### Work item:
The expected output is every entry, repeated word for word.

Records contained in a dataset:
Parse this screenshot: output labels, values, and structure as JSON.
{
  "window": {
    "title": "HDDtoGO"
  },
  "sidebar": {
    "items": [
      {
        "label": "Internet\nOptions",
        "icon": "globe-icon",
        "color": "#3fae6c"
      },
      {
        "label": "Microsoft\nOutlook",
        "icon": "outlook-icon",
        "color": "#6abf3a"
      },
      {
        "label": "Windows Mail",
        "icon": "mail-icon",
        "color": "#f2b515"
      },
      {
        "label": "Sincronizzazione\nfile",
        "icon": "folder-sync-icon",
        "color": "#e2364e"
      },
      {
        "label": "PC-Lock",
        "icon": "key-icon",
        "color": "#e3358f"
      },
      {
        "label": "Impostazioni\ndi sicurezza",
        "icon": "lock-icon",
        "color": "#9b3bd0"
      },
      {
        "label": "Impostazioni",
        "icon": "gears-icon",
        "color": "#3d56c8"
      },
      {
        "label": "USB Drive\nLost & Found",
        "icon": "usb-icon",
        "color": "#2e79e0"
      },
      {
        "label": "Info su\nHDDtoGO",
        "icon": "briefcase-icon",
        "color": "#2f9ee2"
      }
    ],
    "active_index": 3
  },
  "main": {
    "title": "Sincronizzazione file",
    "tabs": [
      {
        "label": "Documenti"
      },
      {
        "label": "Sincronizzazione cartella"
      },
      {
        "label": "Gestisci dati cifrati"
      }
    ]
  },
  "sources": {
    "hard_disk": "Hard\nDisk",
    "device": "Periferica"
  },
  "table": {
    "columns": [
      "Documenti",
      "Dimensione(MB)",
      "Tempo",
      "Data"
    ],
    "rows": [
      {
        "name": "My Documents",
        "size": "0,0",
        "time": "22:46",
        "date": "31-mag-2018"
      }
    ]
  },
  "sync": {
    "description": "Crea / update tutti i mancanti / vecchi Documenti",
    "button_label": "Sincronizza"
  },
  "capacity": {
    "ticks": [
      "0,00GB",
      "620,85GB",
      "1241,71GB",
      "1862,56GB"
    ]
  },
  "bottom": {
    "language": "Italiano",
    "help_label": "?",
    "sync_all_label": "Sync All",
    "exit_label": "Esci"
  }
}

### Result below:
Parse this screenshot: output labels, values, and structure as JSON.
{
  "window": {
    "title": "HDDtoGO"
  },
  "sidebar": {
    "items": [
      {
        "label": "Internet\nOptions",
        "icon": "globe-icon",
        "color": "#3fae6c"
      },
      {
        "label": "Microsoft\nOutlook",
        "icon": "outlook-icon",
        "color": "#6abf3a"
      },
      {
        "label": "Windows Mail",
        "icon": "mail-icon",
        "color": "#f2b515"
      },
      {
        "label": "Sincronizzazione\nfile",
        "icon": "folder-sync-icon",
        "color": "#e2364e"
      },
      {
        "label": "PC-Lock",
        "icon": "key-icon",
        "color": "#e3358f"
      },
      {
        "label": "Impostazioni\ndi sicurezza",
        "icon": "lock-icon",
        "color": "#9b3bd0"
      },
      {
        "label": "Impostazioni",
        "icon": "gears-icon",
        "color": "#3d56c8"
      },
      {
        "label": "USB Drive\nLost & Found",
        "icon": "usb-icon",
        "color": "#2e79e0"
      },
      {
        "label": "Info su\nHDDtoGO",
        "icon": "briefcase-icon",
        "color": "#2f9ee2"
      }
    ],
    "active_index": 3
  },
  "main": {
    "title": "Sincronizzazione file",
    "tabs": [
      {
        "label": "Documenti"
      },
      {
        "label": "Sincronizzazione cartella"
      },
      {
        "label": "Gestisci dati cifrati"
      }
    ]
  },
  "sources": {
    "hard_disk": "Hard\nDisk",
    "device": "Periferica"
  },
  "table": {
    "columns": [
      "Documenti",
      "Dimensione(MB)",
      "Tempo",
      "Data"
    ],
    "rows": [
      {
        "name": "My Documents",
        "size": "0,0",
        "time": "22:46",
        "date": "31-mag-2018"
      }
    ]
  },
  "sync": {
    "description": "Crea / update tutti i mancanti / vecchi Documenti",
    "button_label": "Sincronizza"
  },
  "capacity": {
    "ticks": [
      "0,00GB",
      "620,85GB",
      "1241,71GB",
      "1862,56GB"
    ]
  },
  "bottom": {
    "language": "Italiano",
    "help_label": "?",
    "sync_all_label": "Sync All",
    "exit_label": "Esci"
  }
}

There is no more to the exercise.